What I was unable to do had to happen by itself. It had been dragging on for too long to continue any further. My visits to the Gallery had long since ceased to be tied to the scheduled days, and my episodes of field writing turned into days spent waiting for her arrival. My obsessive stalking had also become financially untenable, so it was simply a matter of time when my host would start seeing me as a burden. ‘I’m afraid I have to ask you to choose a different bar for your work’, the owner said one day, surprising me as I stepped inside. ‘We’d turn a blind eye if it were just your financial troubles, as our bar tries to accommodate poor lost souls of the artistic persuasion, but your shameless stalking and staring is driving away our business. I don’t think I have to mention that this is mostly directed at women, but you should know well enough what I’m talking about, in any case’.

‘I don’t know why you’re talking about women when it’s quite clear that it’s about a single woman. I’m sure I’m not the first to fall so deeply enamoured of a woman, and probably not the first to fall for this one in particular…’

‘Well, I think I know pretty well what I’m talking about.
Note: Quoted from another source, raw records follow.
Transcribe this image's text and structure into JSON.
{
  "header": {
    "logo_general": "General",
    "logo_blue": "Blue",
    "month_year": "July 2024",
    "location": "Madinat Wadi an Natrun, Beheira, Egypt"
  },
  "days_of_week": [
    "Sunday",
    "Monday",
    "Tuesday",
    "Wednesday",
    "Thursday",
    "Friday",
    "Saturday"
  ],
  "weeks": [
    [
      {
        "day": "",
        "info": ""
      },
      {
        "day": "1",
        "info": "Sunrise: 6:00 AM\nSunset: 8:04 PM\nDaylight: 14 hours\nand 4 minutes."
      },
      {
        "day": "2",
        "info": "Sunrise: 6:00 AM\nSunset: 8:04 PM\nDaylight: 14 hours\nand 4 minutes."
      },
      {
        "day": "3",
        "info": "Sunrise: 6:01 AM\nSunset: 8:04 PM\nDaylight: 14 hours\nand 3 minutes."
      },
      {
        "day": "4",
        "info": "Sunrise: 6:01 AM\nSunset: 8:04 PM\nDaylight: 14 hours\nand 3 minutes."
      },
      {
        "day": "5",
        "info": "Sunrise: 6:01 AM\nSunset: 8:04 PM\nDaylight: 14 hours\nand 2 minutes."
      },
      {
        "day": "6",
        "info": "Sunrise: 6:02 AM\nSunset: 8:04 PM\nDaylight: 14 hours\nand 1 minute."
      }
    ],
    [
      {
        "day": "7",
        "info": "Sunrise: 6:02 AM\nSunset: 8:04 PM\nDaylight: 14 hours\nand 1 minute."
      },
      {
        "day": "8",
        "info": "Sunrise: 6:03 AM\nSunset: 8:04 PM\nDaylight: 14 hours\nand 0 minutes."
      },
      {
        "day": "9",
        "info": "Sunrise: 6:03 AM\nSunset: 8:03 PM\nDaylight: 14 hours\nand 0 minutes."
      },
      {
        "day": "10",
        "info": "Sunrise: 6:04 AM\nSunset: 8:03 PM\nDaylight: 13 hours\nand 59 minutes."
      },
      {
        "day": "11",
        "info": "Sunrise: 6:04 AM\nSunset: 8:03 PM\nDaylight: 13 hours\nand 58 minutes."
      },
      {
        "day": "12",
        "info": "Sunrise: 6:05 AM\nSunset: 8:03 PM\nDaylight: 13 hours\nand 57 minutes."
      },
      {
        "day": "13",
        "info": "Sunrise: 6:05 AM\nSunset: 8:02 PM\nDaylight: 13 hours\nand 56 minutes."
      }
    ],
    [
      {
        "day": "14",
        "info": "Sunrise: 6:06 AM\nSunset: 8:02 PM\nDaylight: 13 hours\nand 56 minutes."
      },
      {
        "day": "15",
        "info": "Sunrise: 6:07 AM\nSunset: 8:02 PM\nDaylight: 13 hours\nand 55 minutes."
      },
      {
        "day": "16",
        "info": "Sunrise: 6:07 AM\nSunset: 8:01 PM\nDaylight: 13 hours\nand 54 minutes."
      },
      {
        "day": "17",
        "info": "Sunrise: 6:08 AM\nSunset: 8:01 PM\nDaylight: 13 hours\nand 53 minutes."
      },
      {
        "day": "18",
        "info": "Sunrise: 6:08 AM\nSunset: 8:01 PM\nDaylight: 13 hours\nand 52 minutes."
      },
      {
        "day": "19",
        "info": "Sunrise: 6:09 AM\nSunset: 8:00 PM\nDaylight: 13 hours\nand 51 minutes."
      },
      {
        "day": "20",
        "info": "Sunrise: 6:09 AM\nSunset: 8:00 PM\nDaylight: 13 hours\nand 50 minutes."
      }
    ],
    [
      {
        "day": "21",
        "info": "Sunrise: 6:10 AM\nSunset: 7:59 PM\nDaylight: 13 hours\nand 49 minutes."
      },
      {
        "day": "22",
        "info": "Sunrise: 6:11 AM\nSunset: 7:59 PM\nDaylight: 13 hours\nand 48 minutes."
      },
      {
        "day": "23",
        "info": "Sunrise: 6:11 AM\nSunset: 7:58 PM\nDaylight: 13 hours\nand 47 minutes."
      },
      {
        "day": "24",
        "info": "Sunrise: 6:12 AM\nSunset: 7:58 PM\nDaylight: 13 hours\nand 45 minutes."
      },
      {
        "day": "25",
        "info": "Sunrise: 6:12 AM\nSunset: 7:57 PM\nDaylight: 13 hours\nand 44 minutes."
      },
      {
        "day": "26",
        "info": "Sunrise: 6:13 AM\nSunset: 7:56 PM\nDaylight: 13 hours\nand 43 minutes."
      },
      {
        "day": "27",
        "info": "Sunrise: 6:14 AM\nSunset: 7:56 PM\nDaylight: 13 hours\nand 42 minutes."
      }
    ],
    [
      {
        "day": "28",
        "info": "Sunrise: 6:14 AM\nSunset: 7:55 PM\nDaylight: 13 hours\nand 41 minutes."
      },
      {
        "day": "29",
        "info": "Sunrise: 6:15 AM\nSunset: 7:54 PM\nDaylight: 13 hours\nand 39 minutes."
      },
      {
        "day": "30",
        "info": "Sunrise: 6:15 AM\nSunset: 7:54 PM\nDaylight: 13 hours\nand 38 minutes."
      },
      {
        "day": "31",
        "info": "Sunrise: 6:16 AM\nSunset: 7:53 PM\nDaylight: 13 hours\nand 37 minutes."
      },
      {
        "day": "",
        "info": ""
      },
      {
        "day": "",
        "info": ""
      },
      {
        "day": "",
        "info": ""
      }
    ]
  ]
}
In light of your current condition, I’d venture as far as to say I know it better than you do. It’s definitely not a single case; no woman has lately been able to avoid your insufferable staring, and this is particularly bothersome, because we’d like to attract more women into our midst, which is why we don’t want the place to be considered a dive bar where one can’t have a coffee in peace’.

‘But…’ I stuttered, still not believing him. ‘She was, you know, she’s the only one I’m interested in, there’s no other…’ I stumbled in opposition, as if defending myself against an acquaintance of my wife’s with an exact diagram of my shady movements and of the reasons for my absence from home, who now wanted to exploit my fear of being found out.
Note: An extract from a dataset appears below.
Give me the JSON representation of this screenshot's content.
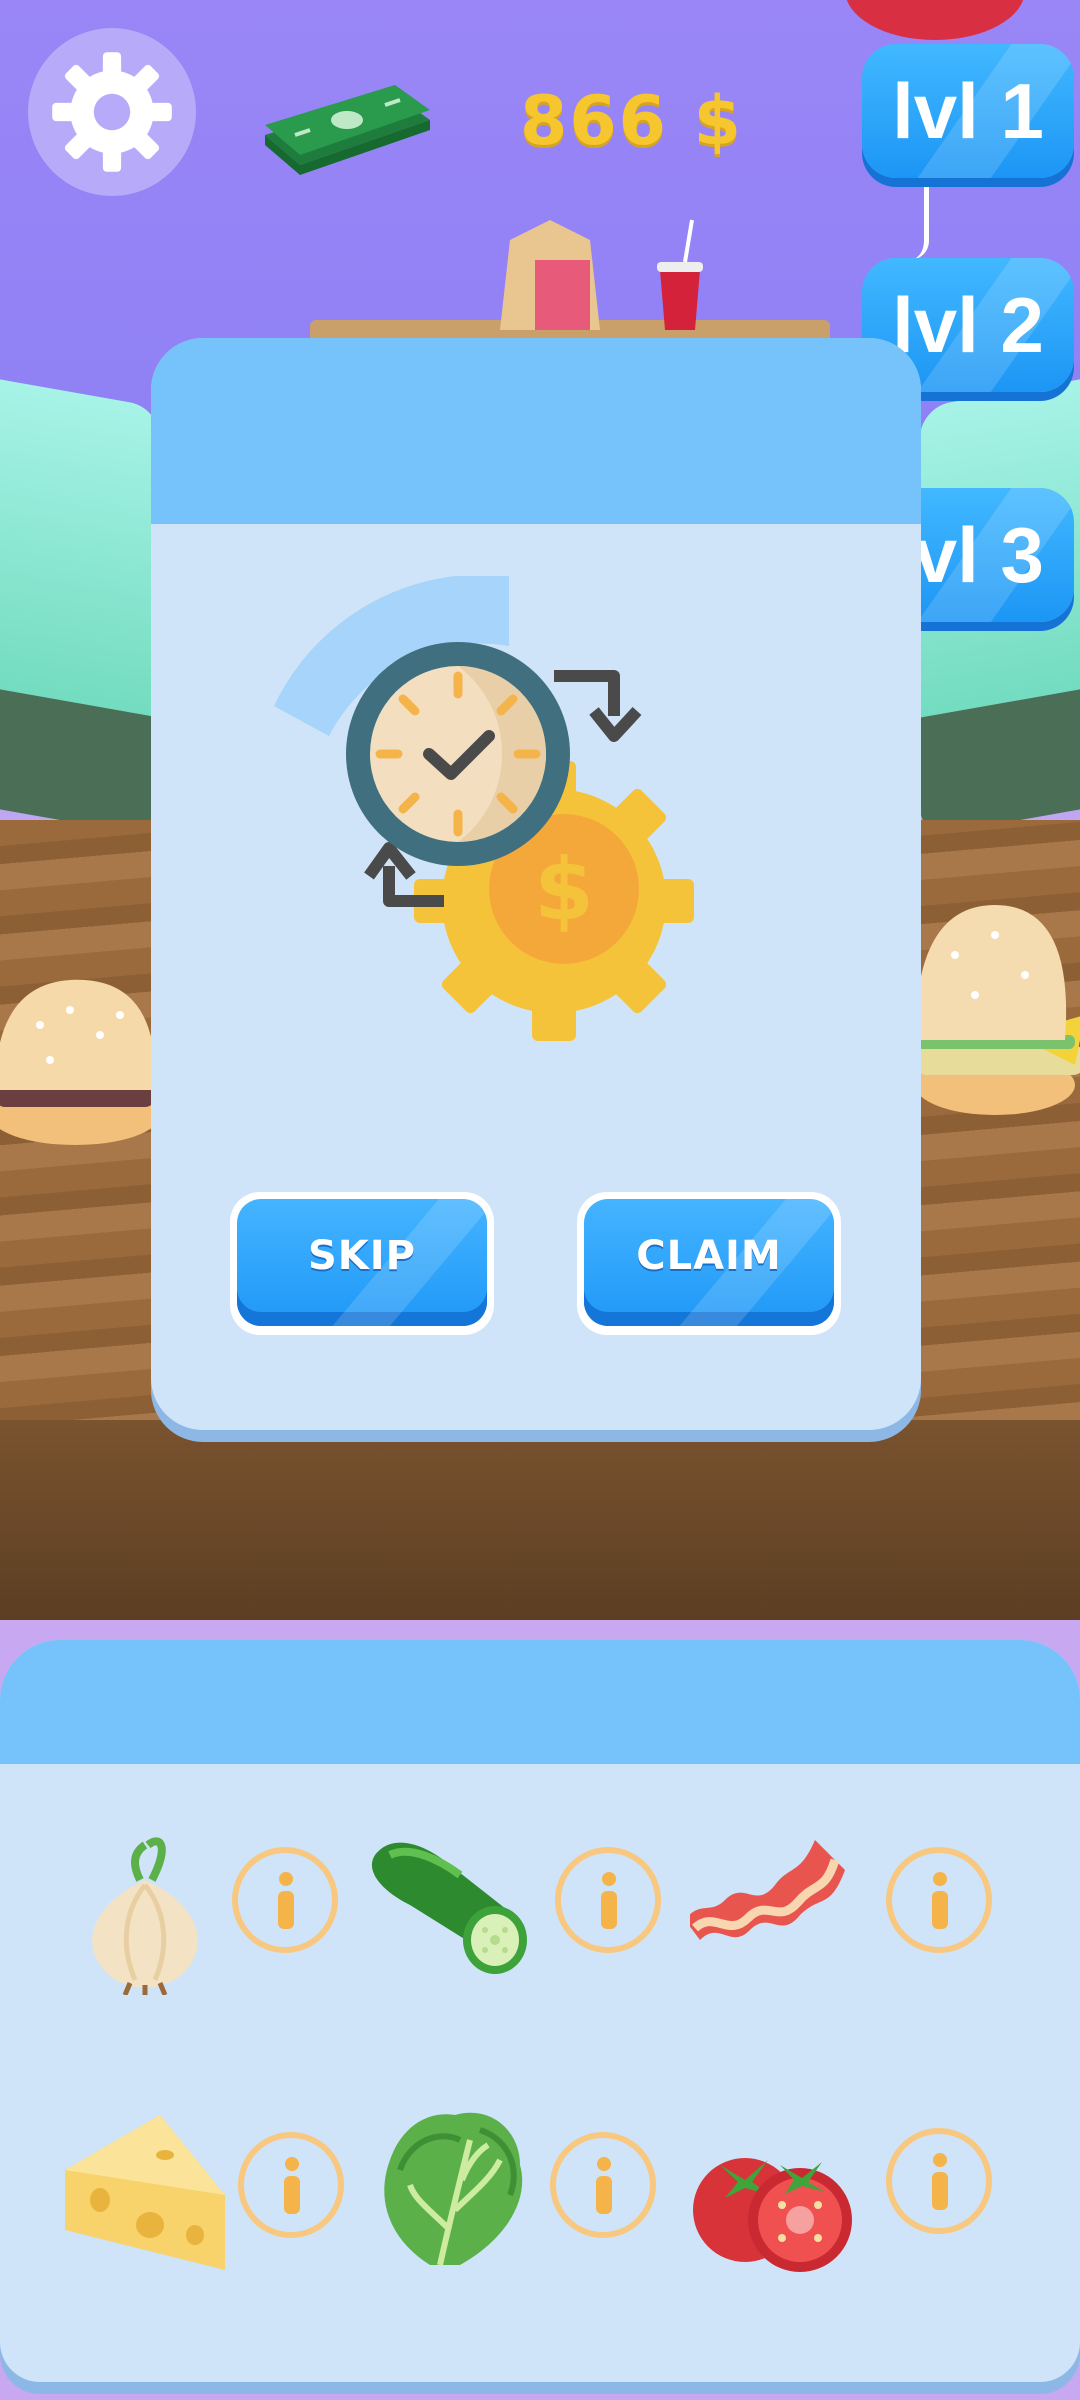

I tried to convince him with saccharine, literary descriptions of the time I first met her, of my deep fascination, my incredible susceptibility to her beauty which, it’s true, might have gotten a bit unhinged lately, but who hasn’t had that happen to them.

‘There’s only one person fitting your description that I, let’s say, know, but to your and, I have to admit, my regret as well, she was never a patron of this place. About a year ago, a painter who’s a regular here was commissioned to paint her. The painting, I think it wasn’t finished yet, did hang on our wall for a while, but we were then compelled to remove it at the request of a very influential gentleman. I’m not aware if the painting that you’re describing ever returned to us, as I’m not aware of any copies existing. For your own good…’
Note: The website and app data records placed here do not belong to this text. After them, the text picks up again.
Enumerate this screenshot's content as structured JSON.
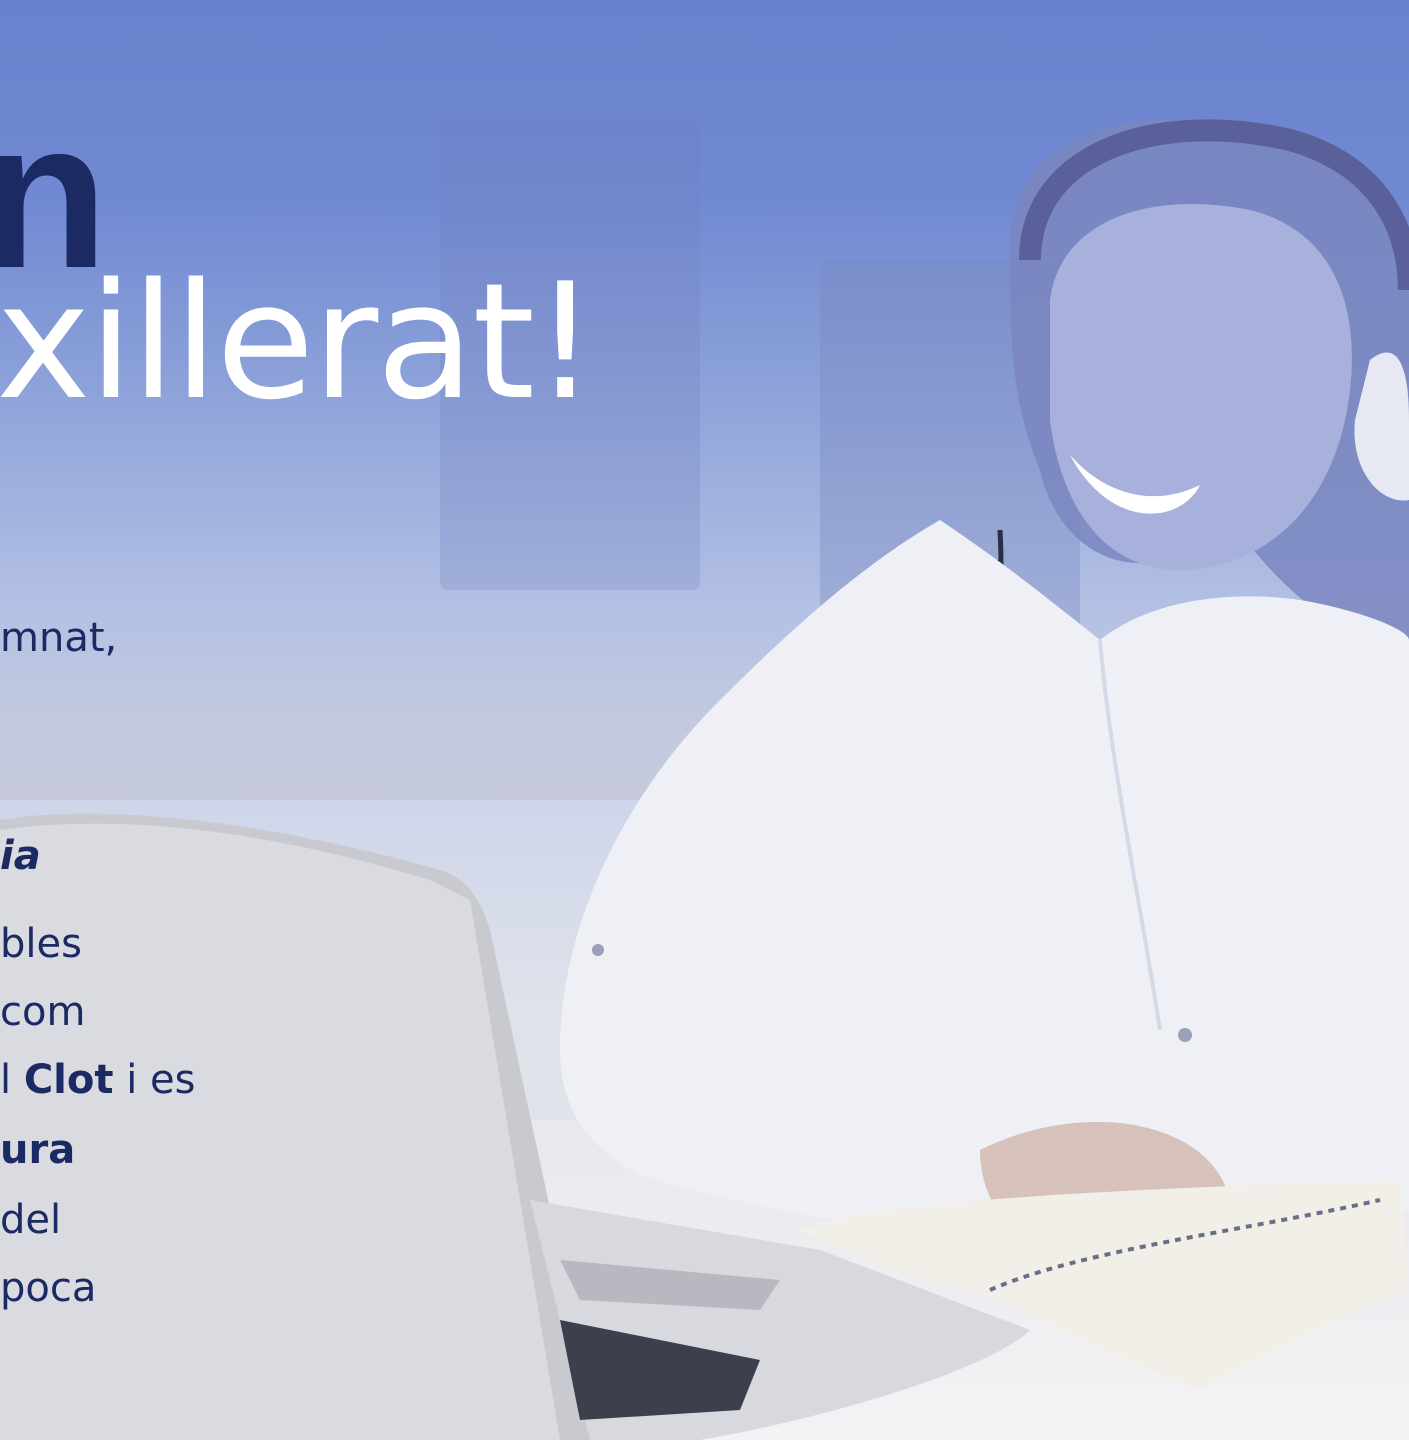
{
  "title": {
    "line1": "n",
    "line2": "xillerat!"
  },
  "body": {
    "line_1": "mnat,",
    "line_2": "ia",
    "line_3": "bles",
    "line_4": "com",
    "line_5_pre": "l ",
    "line_5_bold": "Clot",
    "line_5_post": " i es",
    "line_6": "ura",
    "line_7": "del",
    "line_8": " poca"
  },
  "colors": {
    "title_dark": "#1b2a63",
    "title_light": "#ffffff",
    "background_blue": "#6b83cf"
  },
  "image": {
    "subject": "woman-with-headphones-at-laptop"
  }
}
‘Are you trying to say…’, interrupted the art critic who was, as I noted, immediately ready to take the gallerist’s side and was quick to relegate my observations to the realm of hallucination which, in light of my introduction, I guess I couldn’t really blame him for.

‘All I’m trying to say is that you’re probably quite right when you say that the author’s painting existed and was removed on request’, I said, trying to bring the conversation to a close. ‘But I didn’t tell you all this just to reinforce the cliché of hallucinating literary drunks. You know how it ended and you can see that I’m no worse for wear today. Journalist J., as you and the painter called her, used to be my wife. I only wanted to show her to you as something besides a notorious model. If I’d succeeded in that and if you hadn’t realised that from my story, that means a flicker of a writer’s spark might still be burning within me. Now if you’ll excuse me, I’ve taken up enough of your time, as you have probably taken enough of mine’.

Translated from Slovene by Jernej Županič